++++ Working data
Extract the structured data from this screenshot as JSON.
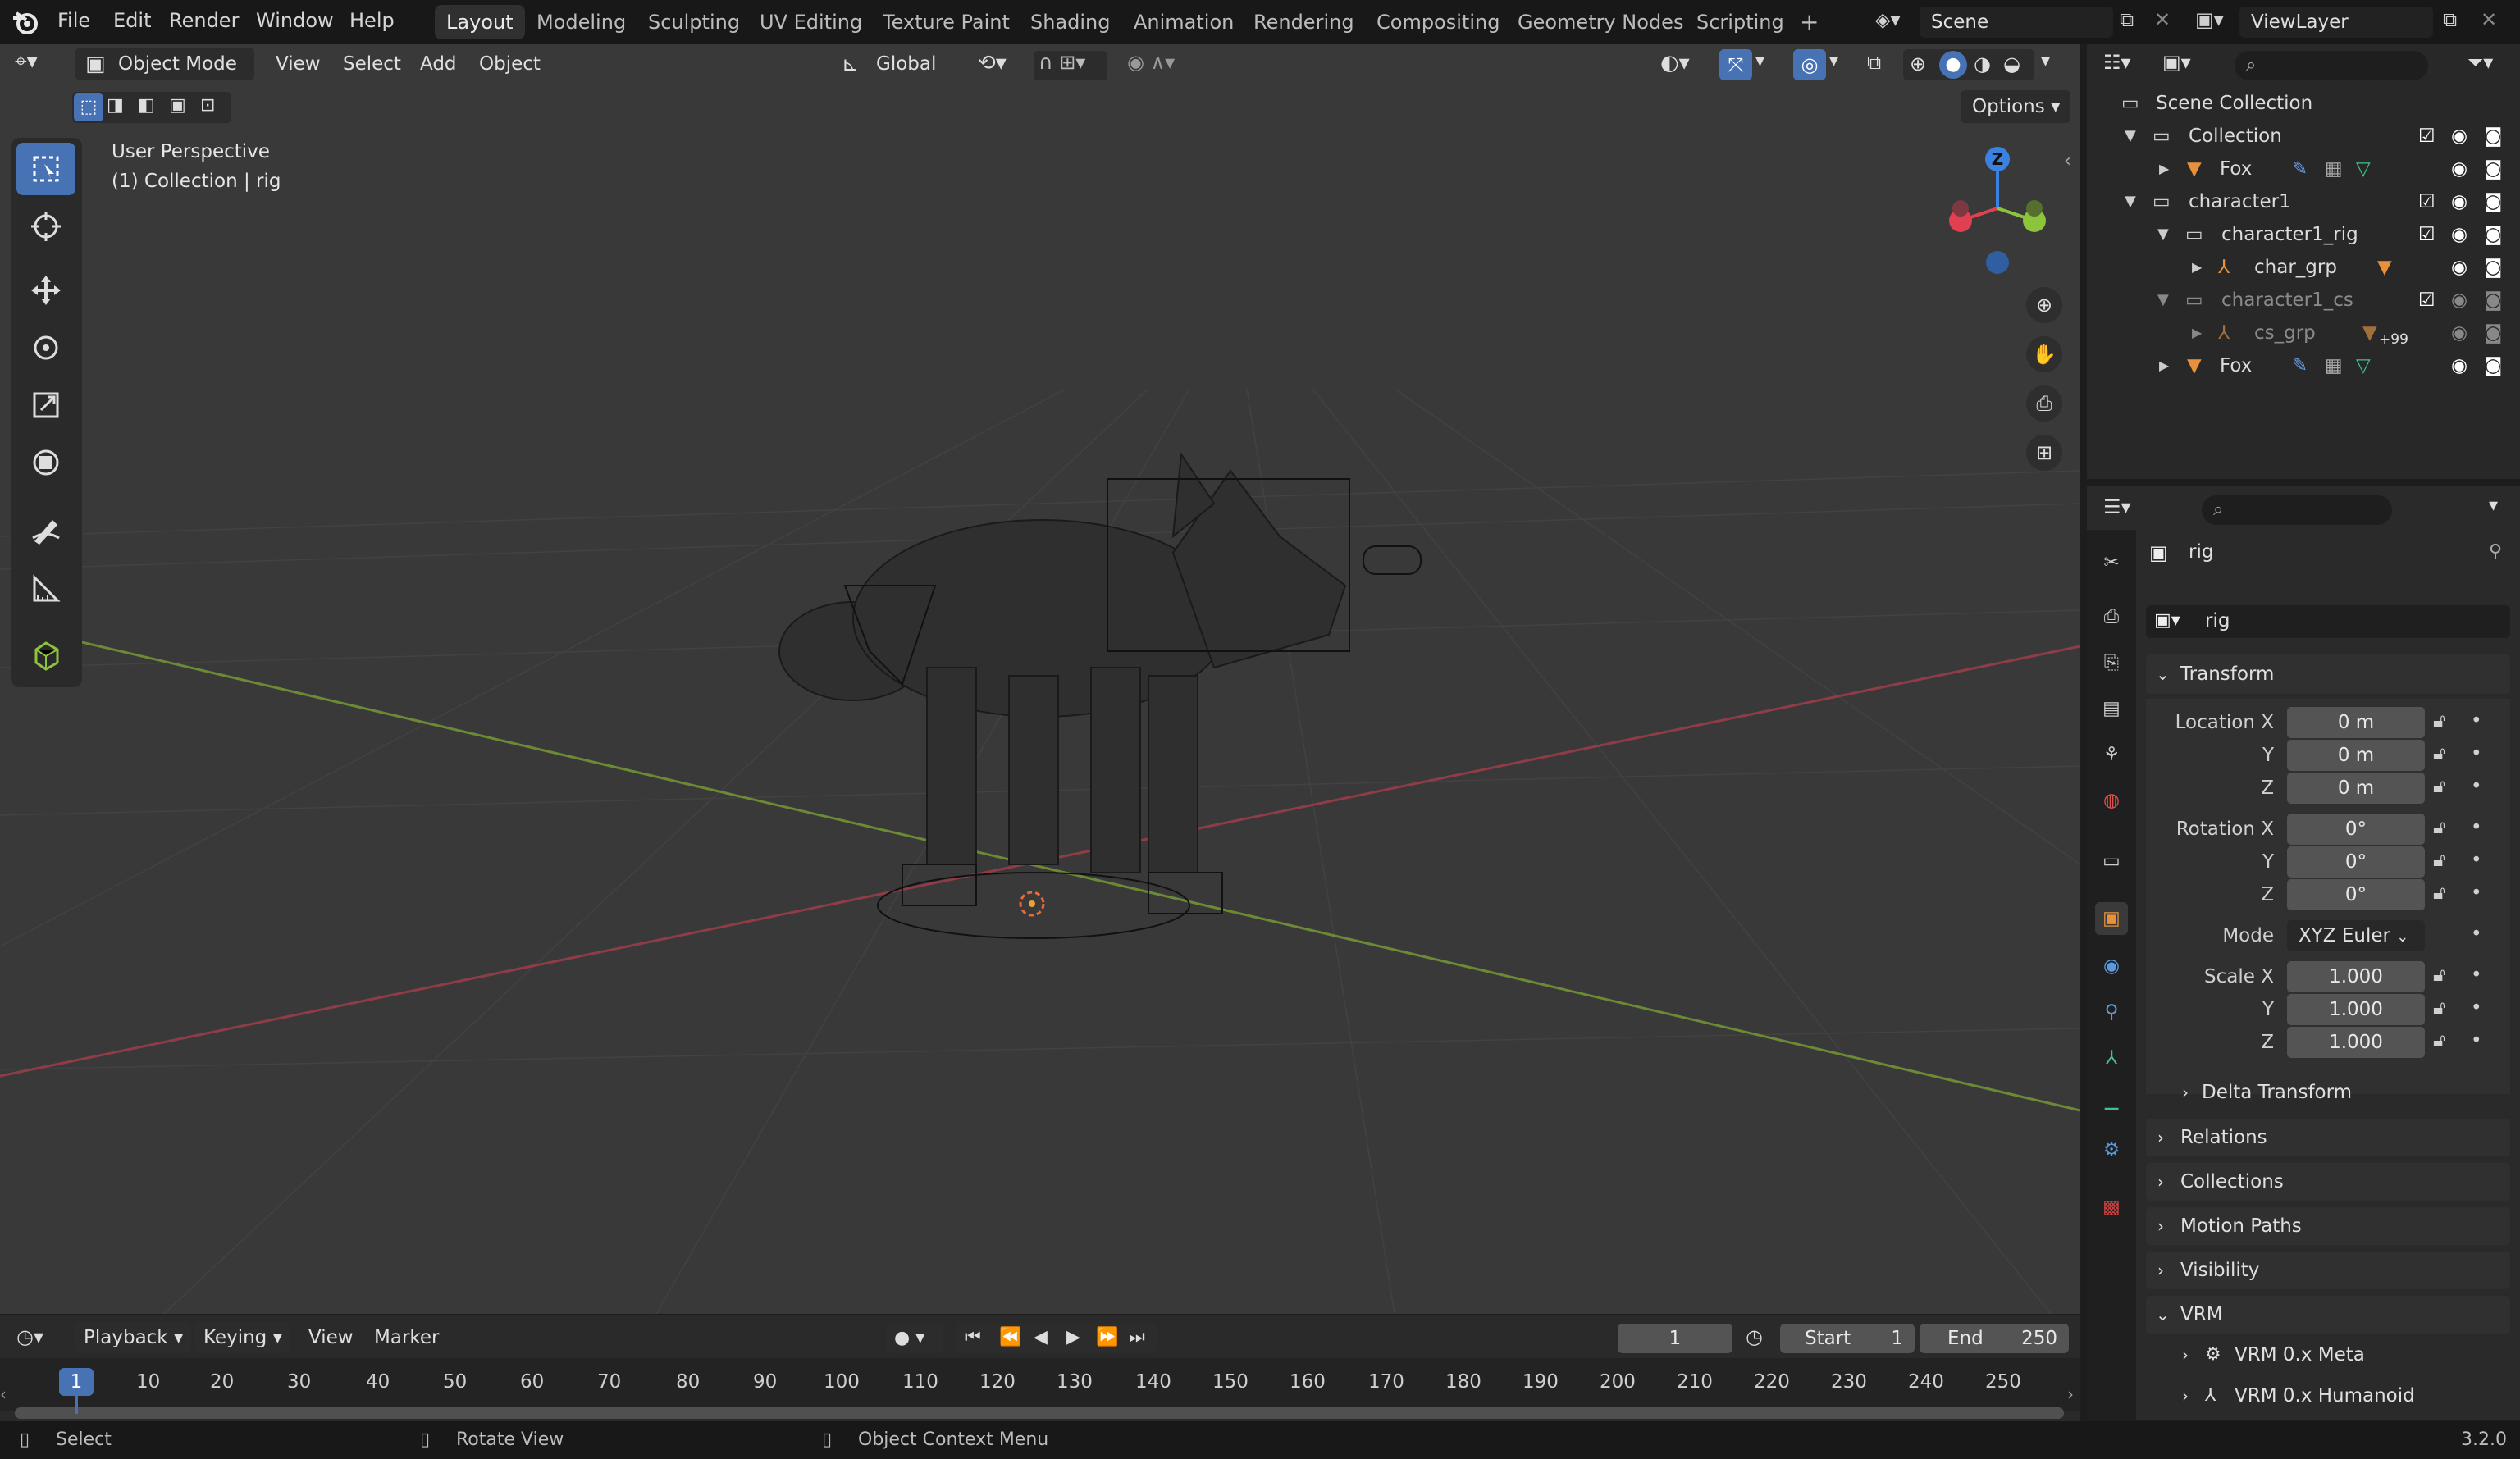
{
  "menu": [
    "File",
    "Edit",
    "Render",
    "Window",
    "Help"
  ],
  "workspaces": [
    "Layout",
    "Modeling",
    "Sculpting",
    "UV Editing",
    "Texture Paint",
    "Shading",
    "Animation",
    "Rendering",
    "Compositing",
    "Geometry Nodes",
    "Scripting"
  ],
  "scene": {
    "label": "Scene",
    "view_layer": "ViewLayer"
  },
  "viewport": {
    "mode": "Object Mode",
    "menus": [
      "View",
      "Select",
      "Add",
      "Object"
    ],
    "orientation": "Global",
    "options": "Options",
    "overlay_title": "User Perspective",
    "overlay_sub": "(1) Collection | rig",
    "gizmo_axis": "Z"
  },
  "outliner": {
    "rows": [
      {
        "label": "Scene Collection"
      },
      {
        "label": "Collection"
      },
      {
        "label": "Fox"
      },
      {
        "label": "character1"
      },
      {
        "label": "character1_rig"
      },
      {
        "label": "char_grp"
      },
      {
        "label": "character1_cs"
      },
      {
        "label": "cs_grp"
      },
      {
        "label": "Fox"
      }
    ],
    "badge": "99"
  },
  "properties": {
    "object_name": "rig",
    "datablock": "rig",
    "transform_title": "Transform",
    "loc_label": "Location X",
    "y": "Y",
    "z": "Z",
    "rot_label": "Rotation X",
    "mode_label": "Mode",
    "mode_value": "XYZ Euler",
    "scale_label": "Scale X",
    "loc": [
      "0 m",
      "0 m",
      "0 m"
    ],
    "rot": [
      "0°",
      "0°",
      "0°"
    ],
    "scale": [
      "1.000",
      "1.000",
      "1.000"
    ],
    "sections": [
      "Delta Transform",
      "Relations",
      "Collections",
      "Motion Paths",
      "Visibility",
      "VRM"
    ],
    "vrm_items": [
      "VRM 0.x Meta",
      "VRM 0.x Humanoid"
    ]
  },
  "timeline": {
    "menus": [
      "Playback",
      "Keying",
      "View",
      "Marker"
    ],
    "current_frame": "1",
    "start_label": "Start",
    "start": "1",
    "end_label": "End",
    "end": "250",
    "ruler": [
      "1",
      "10",
      "20",
      "30",
      "40",
      "50",
      "60",
      "70",
      "80",
      "90",
      "100",
      "110",
      "120",
      "130",
      "140",
      "150",
      "160",
      "170",
      "180",
      "190",
      "200",
      "210",
      "220",
      "230",
      "240",
      "250"
    ]
  },
  "status": {
    "select": "Select",
    "rotate": "Rotate View",
    "context": "Object Context Menu",
    "version": "3.2.0"
  },
  "colors": {
    "accent": "#4772b3",
    "x_axis": "#e0404f",
    "y_axis": "#8cc43b",
    "z_axis": "#3b82e0",
    "bg": "#393939"
  }
}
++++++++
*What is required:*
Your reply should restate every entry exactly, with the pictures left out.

*Solution:*
Extract the structured data from this screenshot as JSON.
{
  "menu": [
    "File",
    "Edit",
    "Render",
    "Window",
    "Help"
  ],
  "workspaces": [
    "Layout",
    "Modeling",
    "Sculpting",
    "UV Editing",
    "Texture Paint",
    "Shading",
    "Animation",
    "Rendering",
    "Compositing",
    "Geometry Nodes",
    "Scripting"
  ],
  "scene": {
    "label": "Scene",
    "view_layer": "ViewLayer"
  },
  "viewport": {
    "mode": "Object Mode",
    "menus": [
      "View",
      "Select",
      "Add",
      "Object"
    ],
    "orientation": "Global",
    "options": "Options",
    "overlay_title": "User Perspective",
    "overlay_sub": "(1) Collection | rig",
    "gizmo_axis": "Z"
  },
  "outliner": {
    "rows": [
      {
        "label": "Scene Collection"
      },
      {
        "label": "Collection"
      },
      {
        "label": "Fox"
      },
      {
        "label": "character1"
      },
      {
        "label": "character1_rig"
      },
      {
        "label": "char_grp"
      },
      {
        "label": "character1_cs"
      },
      {
        "label": "cs_grp"
      },
      {
        "label": "Fox"
      }
    ],
    "badge": "99"
  },
  "properties": {
    "object_name": "rig",
    "datablock": "rig",
    "transform_title": "Transform",
    "loc_label": "Location X",
    "y": "Y",
    "z": "Z",
    "rot_label": "Rotation X",
    "mode_label": "Mode",
    "mode_value": "XYZ Euler",
    "scale_label": "Scale X",
    "loc": [
      "0 m",
      "0 m",
      "0 m"
    ],
    "rot": [
      "0°",
      "0°",
      "0°"
    ],
    "scale": [
      "1.000",
      "1.000",
      "1.000"
    ],
    "sections": [
      "Delta Transform",
      "Relations",
      "Collections",
      "Motion Paths",
      "Visibility",
      "VRM"
    ],
    "vrm_items": [
      "VRM 0.x Meta",
      "VRM 0.x Humanoid"
    ]
  },
  "timeline": {
    "menus": [
      "Playback",
      "Keying",
      "View",
      "Marker"
    ],
    "current_frame": "1",
    "start_label": "Start",
    "start": "1",
    "end_label": "End",
    "end": "250",
    "ruler": [
      "1",
      "10",
      "20",
      "30",
      "40",
      "50",
      "60",
      "70",
      "80",
      "90",
      "100",
      "110",
      "120",
      "130",
      "140",
      "150",
      "160",
      "170",
      "180",
      "190",
      "200",
      "210",
      "220",
      "230",
      "240",
      "250"
    ]
  },
  "status": {
    "select": "Select",
    "rotate": "Rotate View",
    "context": "Object Context Menu",
    "version": "3.2.0"
  },
  "colors": {
    "accent": "#4772b3",
    "x_axis": "#e0404f",
    "y_axis": "#8cc43b",
    "z_axis": "#3b82e0",
    "bg": "#393939"
  }
}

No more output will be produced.